In essence, the new language identifies the targets of the TSP to make it clear to voters who the Dem bill would be protecting and it again removes the TSP and similar foreign intelligence gathering from FISA.


Political theatre, of course. Blatant plitical theatre.

FWIW, the "new language" does not do any such thing. It is a "get out of jail free" card, saying that FISA applies except where the preznit and his consiglieres says it doesn't apply.

As "Bart" likes to point out, the "targets of the TSP" are whoever the preznit decides are the targets. Surely "Bart" here can't be arguing for an 'interpretation' that says that the lowly Congress can specify who the preznit can wiretap and under what circumstances?!?!? Why, that would be "directing surveillances!!!" Alors!

Cheers,
 

"Bart" DePalma:

By Christmas, look for FISA to die the ignominious death of a really bad idea at the hands of a Dem Congress who has to answer to a center-right electorate.

And Santa Claus too. He "knows if you've been bad or good...."

It is the PAA that is set to expire, not FISA, FWIW.

Cheers,
 

The WP is reporting that the Senate Dems surrendered yesterday and agreed with the Bush Administration to reduce the FISC's role to a review of NSA procedures and to grant full retroactive immunity to the telecoms.

I expect a similar surrender from the House Dems in the next month.

The fact is that the Dems simply do not have majorities in either House to reinstall FISA's blinders on the NSA during a war.
 

You will all be happy to know, especially Bart's annoying ass- that at least one Dem Senator has grown a spine - his name is Chris Dodd. His manuever - a "hold" on the Senate bill with retroactive immunity.

This is a start in the right direction. Let's hope that other Senators follow Dodd's lead. The good professor is quite right - it is the secrecy stupid.
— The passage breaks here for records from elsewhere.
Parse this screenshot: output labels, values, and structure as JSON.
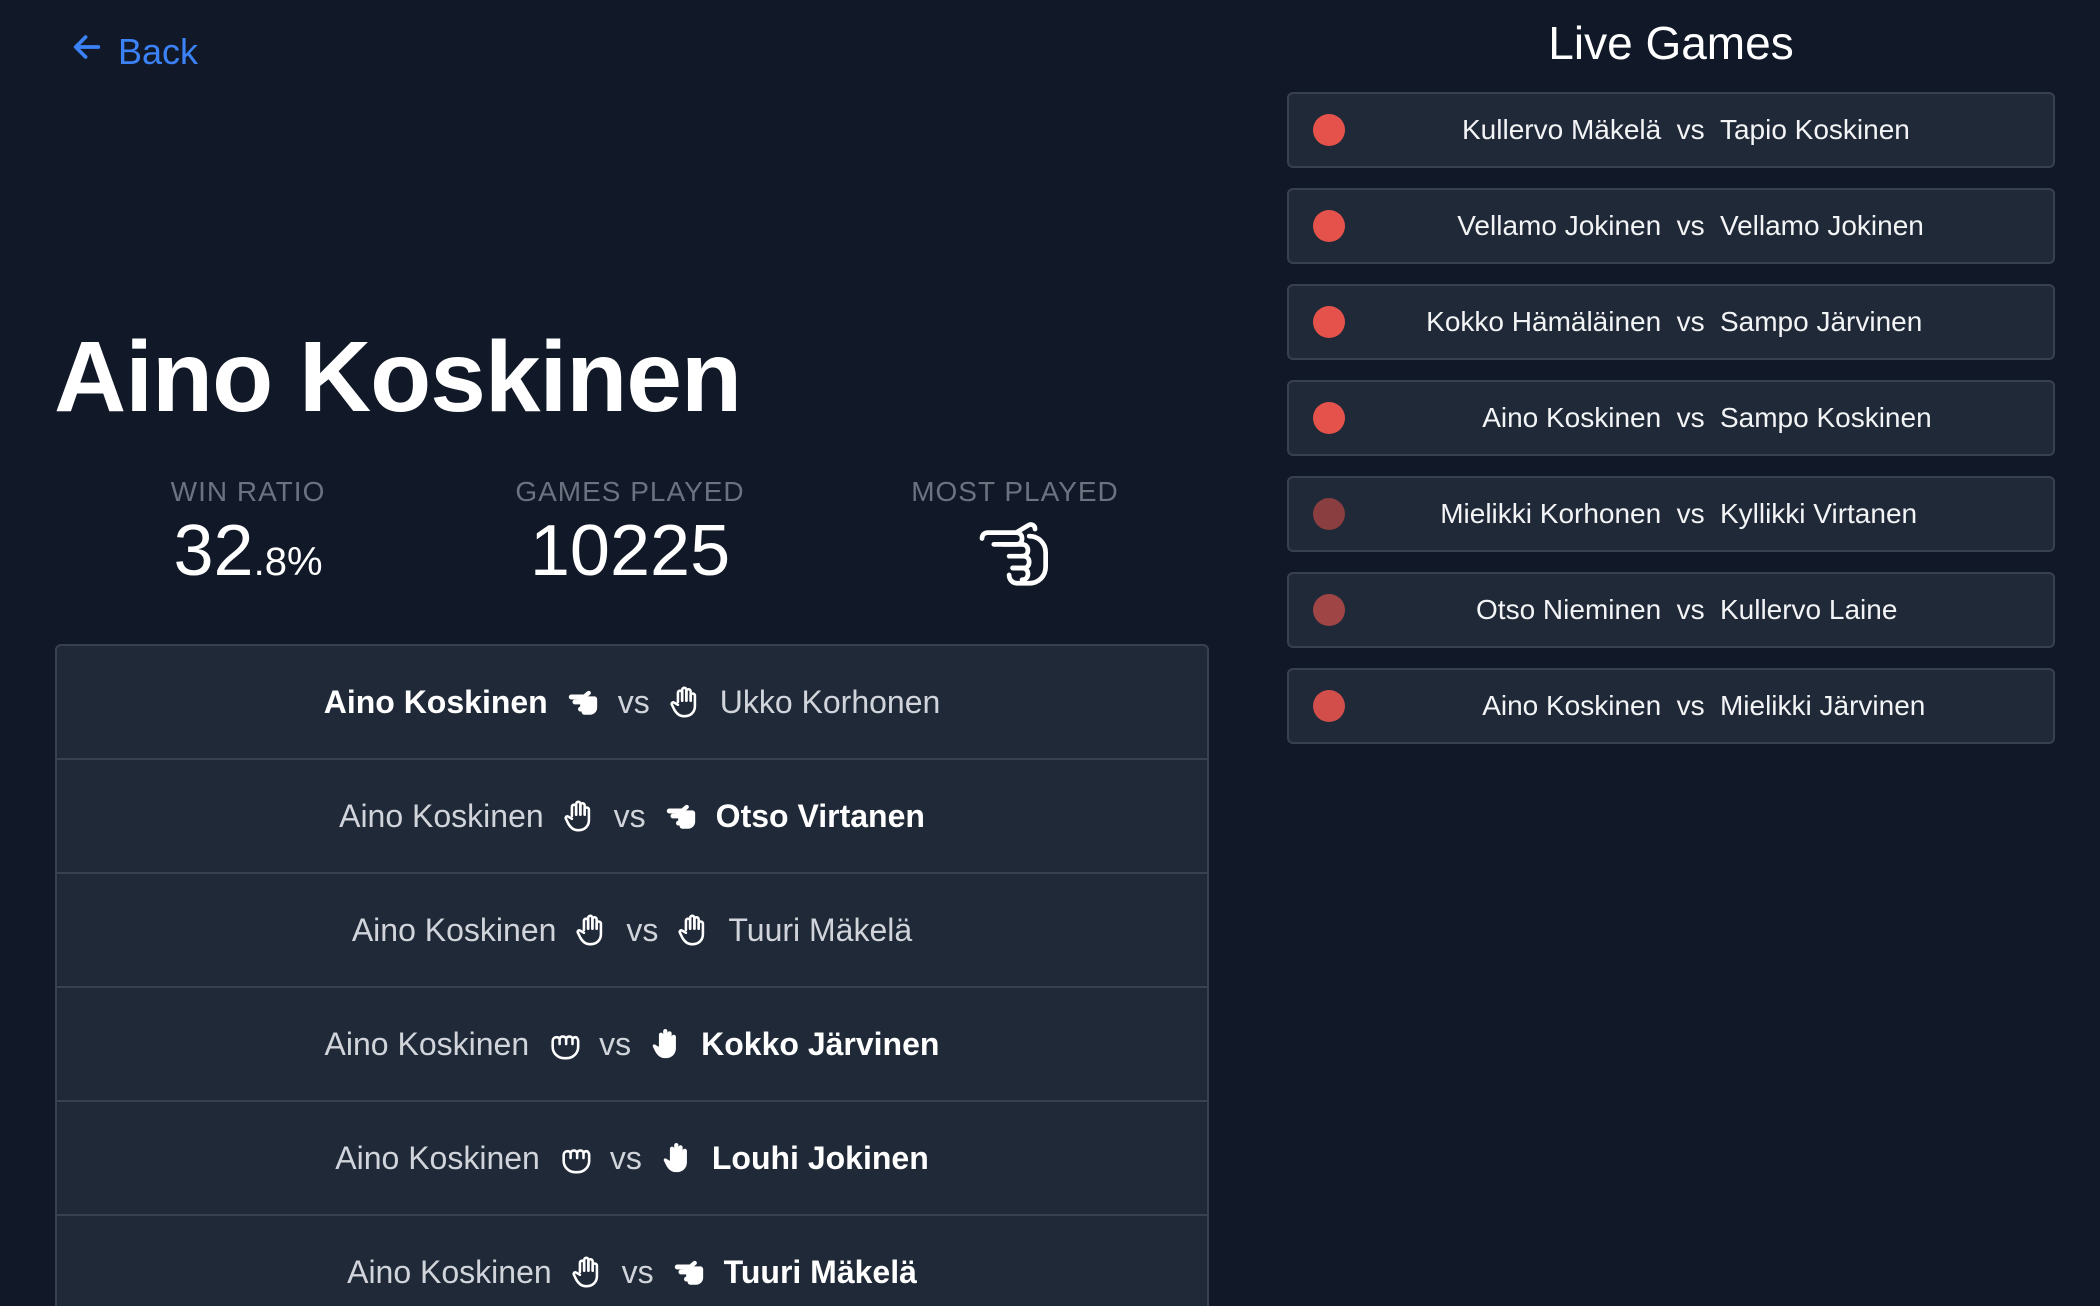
{
  "nav": {
    "back_label": "Back",
    "back_icon": "arrow-left-icon",
    "accent": "#3b82f6"
  },
  "player": {
    "name": "Aino Koskinen",
    "stats": {
      "win_ratio_label": "WIN RATIO",
      "win_ratio_int": "32",
      "win_ratio_frac": ".8%",
      "games_played_label": "GAMES PLAYED",
      "games_played": "10225",
      "most_played_label": "MOST PLAYED",
      "most_played_icon": "scissors-hand-icon"
    }
  },
  "history": [
    {
      "left": "Aino Koskinen",
      "left_move": "scissors",
      "right": "Ukko Korhonen",
      "right_move": "paper",
      "winner": "left"
    },
    {
      "left": "Aino Koskinen",
      "left_move": "paper",
      "right": "Otso Virtanen",
      "right_move": "scissors",
      "winner": "right"
    },
    {
      "left": "Aino Koskinen",
      "left_move": "paper",
      "right": "Tuuri Mäkelä",
      "right_move": "paper",
      "winner": "none"
    },
    {
      "left": "Aino Koskinen",
      "left_move": "rock",
      "right": "Kokko Järvinen",
      "right_move": "paper",
      "winner": "right"
    },
    {
      "left": "Aino Koskinen",
      "left_move": "rock",
      "right": "Louhi Jokinen",
      "right_move": "paper",
      "winner": "right"
    },
    {
      "left": "Aino Koskinen",
      "left_move": "paper",
      "right": "Tuuri Mäkelä",
      "right_move": "scissors",
      "winner": "right"
    }
  ],
  "history_vs": "vs",
  "live": {
    "title": "Live Games",
    "vs": "vs",
    "games": [
      {
        "a": "Kullervo Mäkelä",
        "b": "Tapio Koskinen",
        "dot": "#e5524c"
      },
      {
        "a": "Vellamo Jokinen",
        "b": "Vellamo Jokinen",
        "dot": "#e5524c"
      },
      {
        "a": "Kokko Hämäläinen",
        "b": "Sampo Järvinen",
        "dot": "#e5524c"
      },
      {
        "a": "Aino Koskinen",
        "b": "Sampo Koskinen",
        "dot": "#e5524c"
      },
      {
        "a": "Mielikki Korhonen",
        "b": "Kyllikki Virtanen",
        "dot": "#8a3e3f"
      },
      {
        "a": "Otso Nieminen",
        "b": "Kullervo Laine",
        "dot": "#a04546"
      },
      {
        "a": "Aino Koskinen",
        "b": "Mielikki Järvinen",
        "dot": "#d14e4a"
      }
    ]
  }
}
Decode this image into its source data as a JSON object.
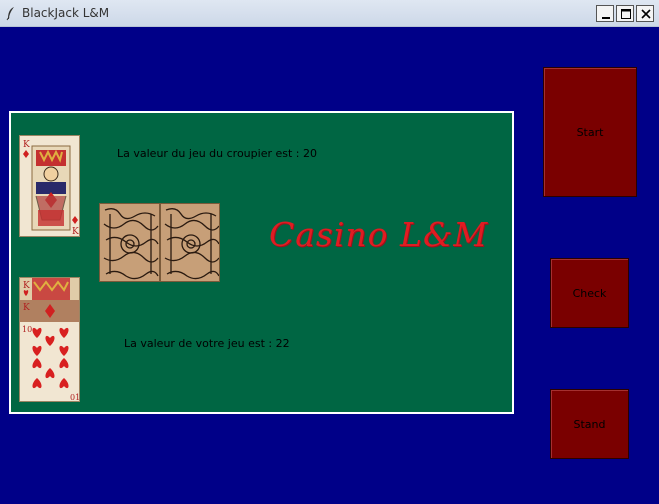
{
  "window": {
    "title": "BlackJack L&M",
    "icon": "feather-icon",
    "controls": [
      "minimize-icon",
      "maximize-icon",
      "close-icon"
    ]
  },
  "table": {
    "dealer_value_text": "La valeur du jeu du croupier est : 20",
    "player_value_text": "La valeur de votre jeu est : 22",
    "logo_text": "Casino  L&M",
    "dealer_cards": [
      {
        "rank": "K",
        "suit": "diamonds"
      }
    ],
    "hidden_cards": [
      "card-back",
      "card-back"
    ],
    "player_cards": [
      {
        "rank": "K",
        "suit": "hearts"
      },
      {
        "rank": "K",
        "suit": "diamonds"
      },
      {
        "rank": "10",
        "suit": "hearts"
      }
    ]
  },
  "buttons": {
    "start": "Start",
    "check": "Check",
    "stand": "Stand"
  },
  "colors": {
    "background": "#000088",
    "felt": "#006643",
    "button": "#7a0000",
    "logo": "#e01c22"
  }
}
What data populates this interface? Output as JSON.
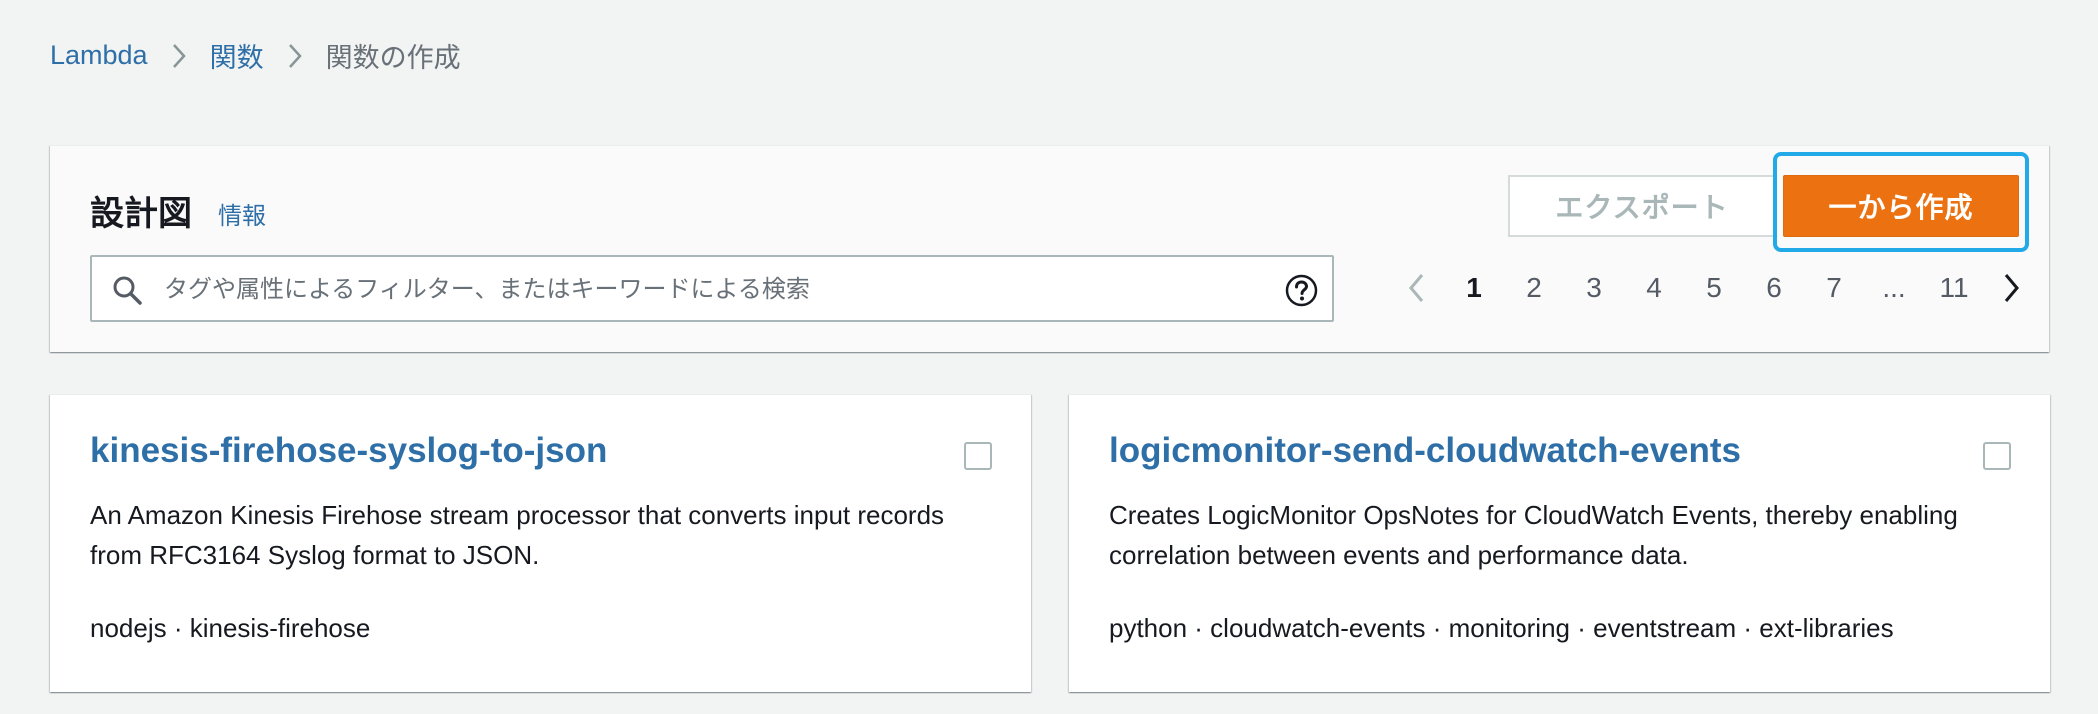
{
  "breadcrumb": {
    "items": [
      "Lambda",
      "関数"
    ],
    "current": "関数の作成"
  },
  "blueprints": {
    "title": "設計図",
    "info_link": "情報",
    "export_button": "エクスポート",
    "create_button": "一から作成",
    "search": {
      "placeholder": "タグや属性によるフィルター、またはキーワードによる検索",
      "value": ""
    },
    "pagination": {
      "pages": [
        "1",
        "2",
        "3",
        "4",
        "5",
        "6",
        "7",
        "...",
        "11"
      ],
      "current": "1"
    }
  },
  "cards": [
    {
      "title": "kinesis-firehose-syslog-to-json",
      "description": "An Amazon Kinesis Firehose stream processor that converts input records from RFC3164 Syslog format to JSON.",
      "tags": "nodejs · kinesis-firehose",
      "checked": false
    },
    {
      "title": "logicmonitor-send-cloudwatch-events",
      "description": "Creates LogicMonitor OpsNotes for CloudWatch Events, thereby enabling correlation between events and performance data.",
      "tags": "python · cloudwatch-events · monitoring · eventstream · ext-libraries",
      "checked": false
    }
  ],
  "colors": {
    "link": "#2f6fa8",
    "primary_button": "#ec7211",
    "focus_ring": "#22a9e8",
    "background": "#f2f3f3"
  },
  "icons": [
    "chevron-right-icon",
    "search-icon",
    "help-icon",
    "chevron-left-icon"
  ]
}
If the violations are as numerous as suspected, i.e, tens of millions, then the civil liability would be something even the largest companies would fight tooth and nail to avoid.

The American people wont fall for the selective leaks - no doubt meant as pure political propaganda - to undermine our rights and sanction illegal behavior any more; like this non story about a 10 hr delay to help find kidnapped soldiers!

Dodd will see an increase in campaign funding because of his move and hopefully, others will see the benefits of standing up for the rule of law and the bill of rights. Nobody trusts this administration and nobody buys the claims of anybody who says 1) ive done nothing wrong and 2) i need immunity.

The immunity is essential precisely because everybody knows once this administration is gone, the next President is going to investigate what happened and uncover some semblance of truth, which I suspect will ratify the suspicions we all share.

And i do believe the Qwest guy, he tried to present this defense that is the subject of his appeal at his trial but was stymied by the Judge from introducing evidence because of its classified nature/relevance to insider trading. And I think we will also find out that it started well before the terrorist attacks - and soon after this administration came to power.

Please thank Sen. Dodd for standing by his word and doing everything in his power to prevent any FISA bill with immunity from being passed. He deserves a well deserved pat on the back.
 

Post a Comment

Home